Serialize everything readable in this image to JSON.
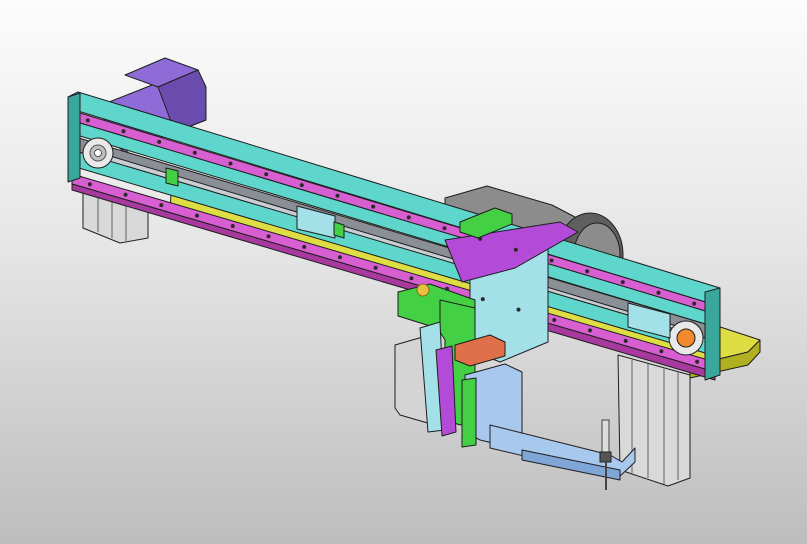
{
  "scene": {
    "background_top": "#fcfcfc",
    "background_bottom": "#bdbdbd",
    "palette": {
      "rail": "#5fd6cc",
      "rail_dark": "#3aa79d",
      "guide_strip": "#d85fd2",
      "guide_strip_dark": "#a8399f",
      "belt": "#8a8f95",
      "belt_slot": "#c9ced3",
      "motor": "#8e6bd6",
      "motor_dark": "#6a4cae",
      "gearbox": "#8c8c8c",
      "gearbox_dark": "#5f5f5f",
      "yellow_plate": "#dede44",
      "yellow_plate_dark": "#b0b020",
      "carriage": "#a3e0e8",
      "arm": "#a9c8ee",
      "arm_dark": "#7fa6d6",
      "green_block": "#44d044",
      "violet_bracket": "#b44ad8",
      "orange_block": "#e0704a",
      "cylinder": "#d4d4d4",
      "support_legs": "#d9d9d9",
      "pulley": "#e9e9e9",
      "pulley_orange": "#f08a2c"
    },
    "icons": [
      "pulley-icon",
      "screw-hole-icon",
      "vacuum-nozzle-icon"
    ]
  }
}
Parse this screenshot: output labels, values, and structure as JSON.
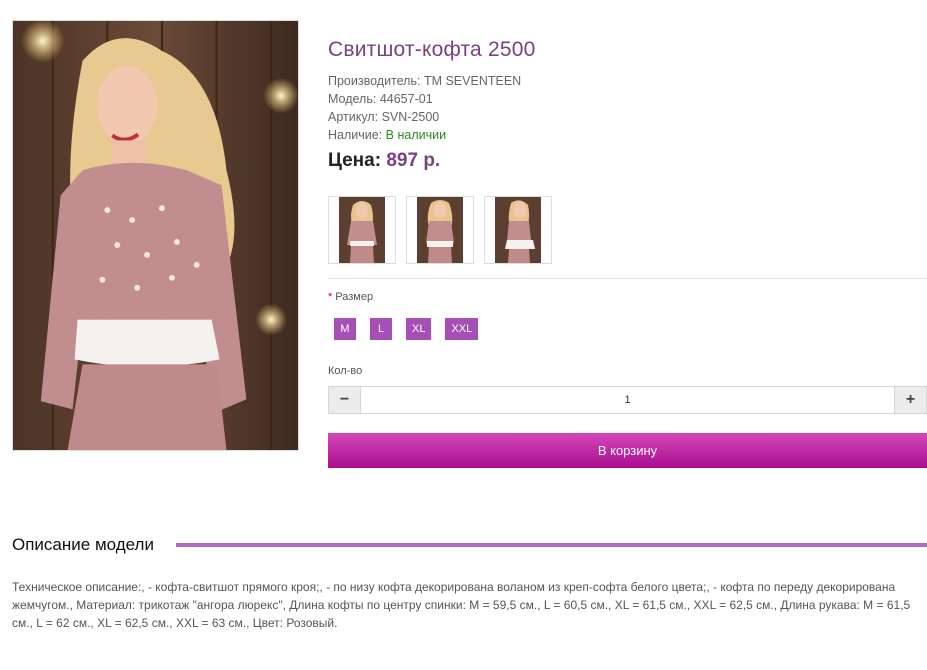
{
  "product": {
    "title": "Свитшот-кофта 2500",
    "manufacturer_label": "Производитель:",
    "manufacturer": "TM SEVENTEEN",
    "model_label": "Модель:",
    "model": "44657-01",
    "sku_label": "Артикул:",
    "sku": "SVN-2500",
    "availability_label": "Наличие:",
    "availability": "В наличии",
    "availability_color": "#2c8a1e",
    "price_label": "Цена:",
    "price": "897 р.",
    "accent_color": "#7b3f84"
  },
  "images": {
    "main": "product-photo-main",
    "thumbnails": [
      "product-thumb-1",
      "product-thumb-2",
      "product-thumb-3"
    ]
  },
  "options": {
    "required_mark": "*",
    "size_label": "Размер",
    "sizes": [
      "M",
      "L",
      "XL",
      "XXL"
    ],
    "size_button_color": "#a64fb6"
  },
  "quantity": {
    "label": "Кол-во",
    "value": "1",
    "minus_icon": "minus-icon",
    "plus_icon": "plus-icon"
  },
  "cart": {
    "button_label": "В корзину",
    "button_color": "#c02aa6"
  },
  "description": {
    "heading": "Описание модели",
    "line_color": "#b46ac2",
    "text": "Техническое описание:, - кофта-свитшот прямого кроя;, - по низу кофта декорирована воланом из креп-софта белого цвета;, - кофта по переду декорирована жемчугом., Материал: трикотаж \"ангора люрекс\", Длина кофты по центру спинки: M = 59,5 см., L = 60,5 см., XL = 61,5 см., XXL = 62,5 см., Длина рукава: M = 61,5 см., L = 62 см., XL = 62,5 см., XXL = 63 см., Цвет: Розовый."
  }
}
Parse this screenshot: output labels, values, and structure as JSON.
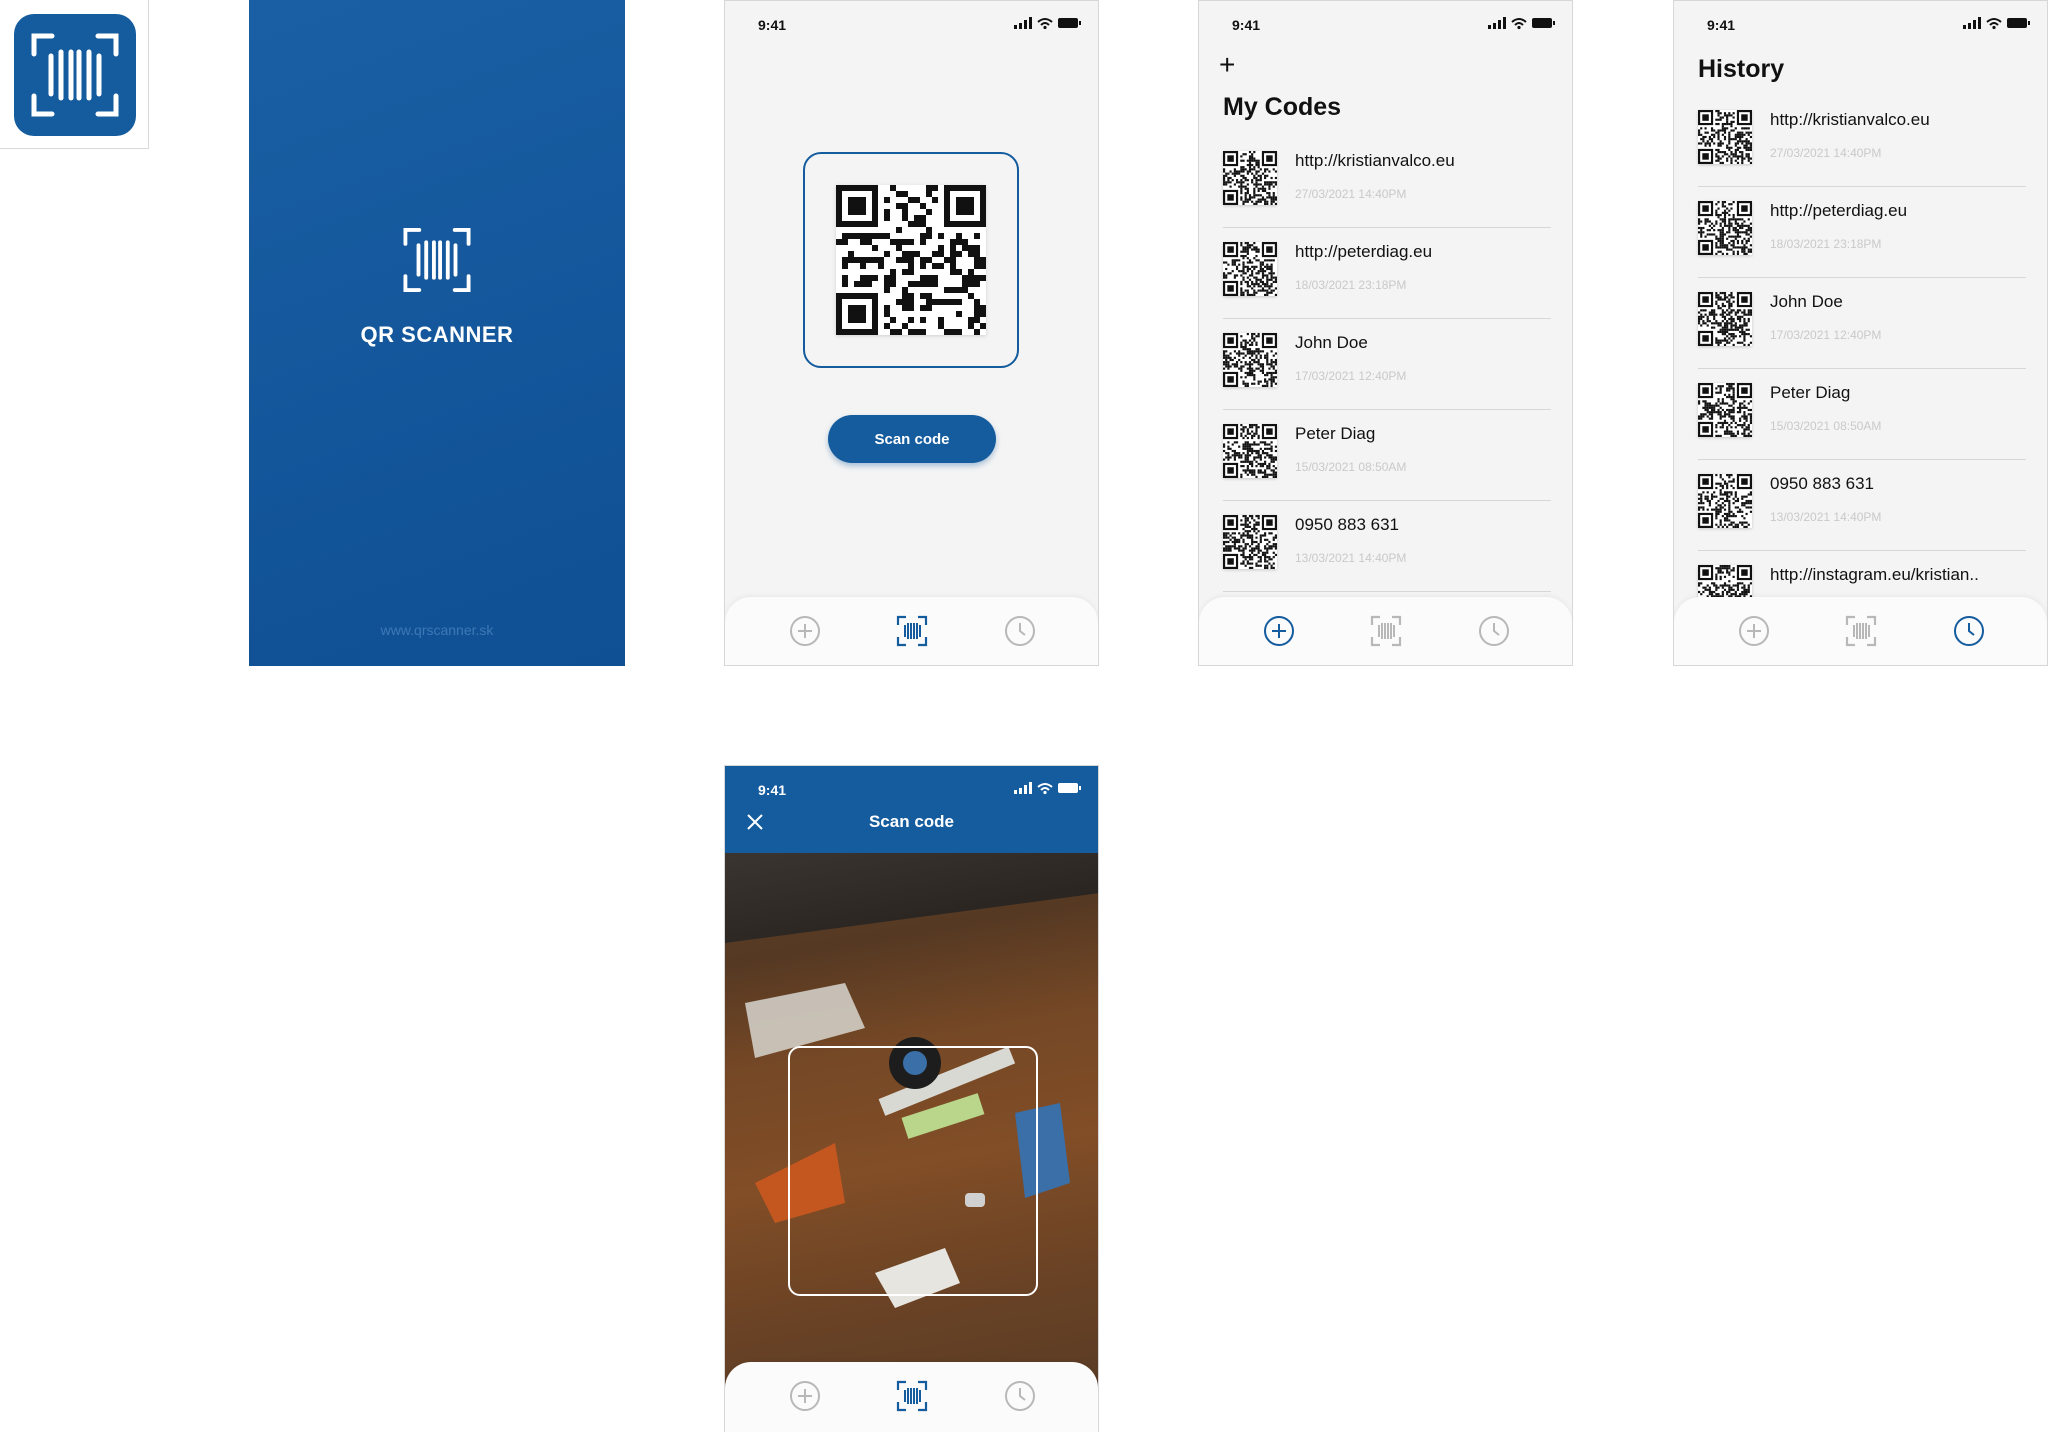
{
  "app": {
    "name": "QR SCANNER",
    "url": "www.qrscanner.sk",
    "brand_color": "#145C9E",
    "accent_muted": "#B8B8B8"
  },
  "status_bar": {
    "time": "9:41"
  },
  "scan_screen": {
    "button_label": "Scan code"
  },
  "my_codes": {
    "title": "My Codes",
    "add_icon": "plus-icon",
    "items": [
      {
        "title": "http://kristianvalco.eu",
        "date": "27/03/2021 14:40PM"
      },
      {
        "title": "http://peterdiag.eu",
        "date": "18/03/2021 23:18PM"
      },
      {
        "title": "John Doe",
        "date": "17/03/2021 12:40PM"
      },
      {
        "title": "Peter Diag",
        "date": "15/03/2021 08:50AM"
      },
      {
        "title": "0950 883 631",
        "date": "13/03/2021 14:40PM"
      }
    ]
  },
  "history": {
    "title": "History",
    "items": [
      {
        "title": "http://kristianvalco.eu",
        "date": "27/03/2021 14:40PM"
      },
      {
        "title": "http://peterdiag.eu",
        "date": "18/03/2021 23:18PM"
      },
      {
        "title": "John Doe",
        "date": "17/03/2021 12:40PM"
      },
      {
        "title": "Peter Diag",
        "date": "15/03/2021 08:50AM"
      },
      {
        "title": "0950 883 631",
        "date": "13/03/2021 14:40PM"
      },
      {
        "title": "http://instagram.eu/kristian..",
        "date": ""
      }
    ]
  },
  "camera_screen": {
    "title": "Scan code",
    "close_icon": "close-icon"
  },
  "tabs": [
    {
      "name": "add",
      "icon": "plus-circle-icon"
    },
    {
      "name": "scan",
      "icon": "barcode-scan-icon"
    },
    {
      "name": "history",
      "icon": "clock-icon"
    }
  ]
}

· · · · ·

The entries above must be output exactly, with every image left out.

Serialize everything readable in this image to JSON.
{
  "scene": {
    "background_top": "#fcfcfc",
    "background_bottom": "#bdbdbd",
    "palette": {
      "rail": "#5fd6cc",
      "rail_dark": "#3aa79d",
      "guide_strip": "#d85fd2",
      "guide_strip_dark": "#a8399f",
      "belt": "#8a8f95",
      "belt_slot": "#c9ced3",
      "motor": "#8e6bd6",
      "motor_dark": "#6a4cae",
      "gearbox": "#8c8c8c",
      "gearbox_dark": "#5f5f5f",
      "yellow_plate": "#dede44",
      "yellow_plate_dark": "#b0b020",
      "carriage": "#a3e0e8",
      "arm": "#a9c8ee",
      "arm_dark": "#7fa6d6",
      "green_block": "#44d044",
      "violet_bracket": "#b44ad8",
      "orange_block": "#e0704a",
      "cylinder": "#d4d4d4",
      "support_legs": "#d9d9d9",
      "pulley": "#e9e9e9",
      "pulley_orange": "#f08a2c"
    },
    "icons": [
      "pulley-icon",
      "screw-hole-icon",
      "vacuum-nozzle-icon"
    ]
  }
}
Parse this screenshot: output labels, values, and structure as JSON.
{
  "product": {
    "title": "Свитшот-кофта 2500",
    "manufacturer_label": "Производитель:",
    "manufacturer": "TM SEVENTEEN",
    "model_label": "Модель:",
    "model": "44657-01",
    "sku_label": "Артикул:",
    "sku": "SVN-2500",
    "availability_label": "Наличие:",
    "availability": "В наличии",
    "availability_color": "#2c8a1e",
    "price_label": "Цена:",
    "price": "897 р.",
    "accent_color": "#7b3f84"
  },
  "images": {
    "main": "product-photo-main",
    "thumbnails": [
      "product-thumb-1",
      "product-thumb-2",
      "product-thumb-3"
    ]
  },
  "options": {
    "required_mark": "*",
    "size_label": "Размер",
    "sizes": [
      "M",
      "L",
      "XL",
      "XXL"
    ],
    "size_button_color": "#a64fb6"
  },
  "quantity": {
    "label": "Кол-во",
    "value": "1",
    "minus_icon": "minus-icon",
    "plus_icon": "plus-icon"
  },
  "cart": {
    "button_label": "В корзину",
    "button_color": "#c02aa6"
  },
  "description": {
    "heading": "Описание модели",
    "line_color": "#b46ac2",
    "text": "Техническое описание:, - кофта-свитшот прямого кроя;, - по низу кофта декорирована воланом из креп-софта белого цвета;, - кофта по переду декорирована жемчугом., Материал: трикотаж \"ангора люрекс\", Длина кофты по центру спинки: M = 59,5 см., L = 60,5 см., XL = 61,5 см., XXL = 62,5 см., Длина рукава: M = 61,5 см., L = 62 см., XL = 62,5 см., XXL = 63 см., Цвет: Розовый."
  }
}
Parse this screenshot: output labels, values, and structure as JSON.
{
  "app": {
    "name": "QR SCANNER",
    "url": "www.qrscanner.sk",
    "brand_color": "#145C9E",
    "accent_muted": "#B8B8B8"
  },
  "status_bar": {
    "time": "9:41"
  },
  "scan_screen": {
    "button_label": "Scan code"
  },
  "my_codes": {
    "title": "My Codes",
    "add_icon": "plus-icon",
    "items": [
      {
        "title": "http://kristianvalco.eu",
        "date": "27/03/2021 14:40PM"
      },
      {
        "title": "http://peterdiag.eu",
        "date": "18/03/2021 23:18PM"
      },
      {
        "title": "John Doe",
        "date": "17/03/2021 12:40PM"
      },
      {
        "title": "Peter Diag",
        "date": "15/03/2021 08:50AM"
      },
      {
        "title": "0950 883 631",
        "date": "13/03/2021 14:40PM"
      }
    ]
  },
  "history": {
    "title": "History",
    "items": [
      {
        "title": "http://kristianvalco.eu",
        "date": "27/03/2021 14:40PM"
      },
      {
        "title": "http://peterdiag.eu",
        "date": "18/03/2021 23:18PM"
      },
      {
        "title": "John Doe",
        "date": "17/03/2021 12:40PM"
      },
      {
        "title": "Peter Diag",
        "date": "15/03/2021 08:50AM"
      },
      {
        "title": "0950 883 631",
        "date": "13/03/2021 14:40PM"
      },
      {
        "title": "http://instagram.eu/kristian..",
        "date": ""
      }
    ]
  },
  "camera_screen": {
    "title": "Scan code",
    "close_icon": "close-icon"
  },
  "tabs": [
    {
      "name": "add",
      "icon": "plus-circle-icon"
    },
    {
      "name": "scan",
      "icon": "barcode-scan-icon"
    },
    {
      "name": "history",
      "icon": "clock-icon"
    }
  ]
}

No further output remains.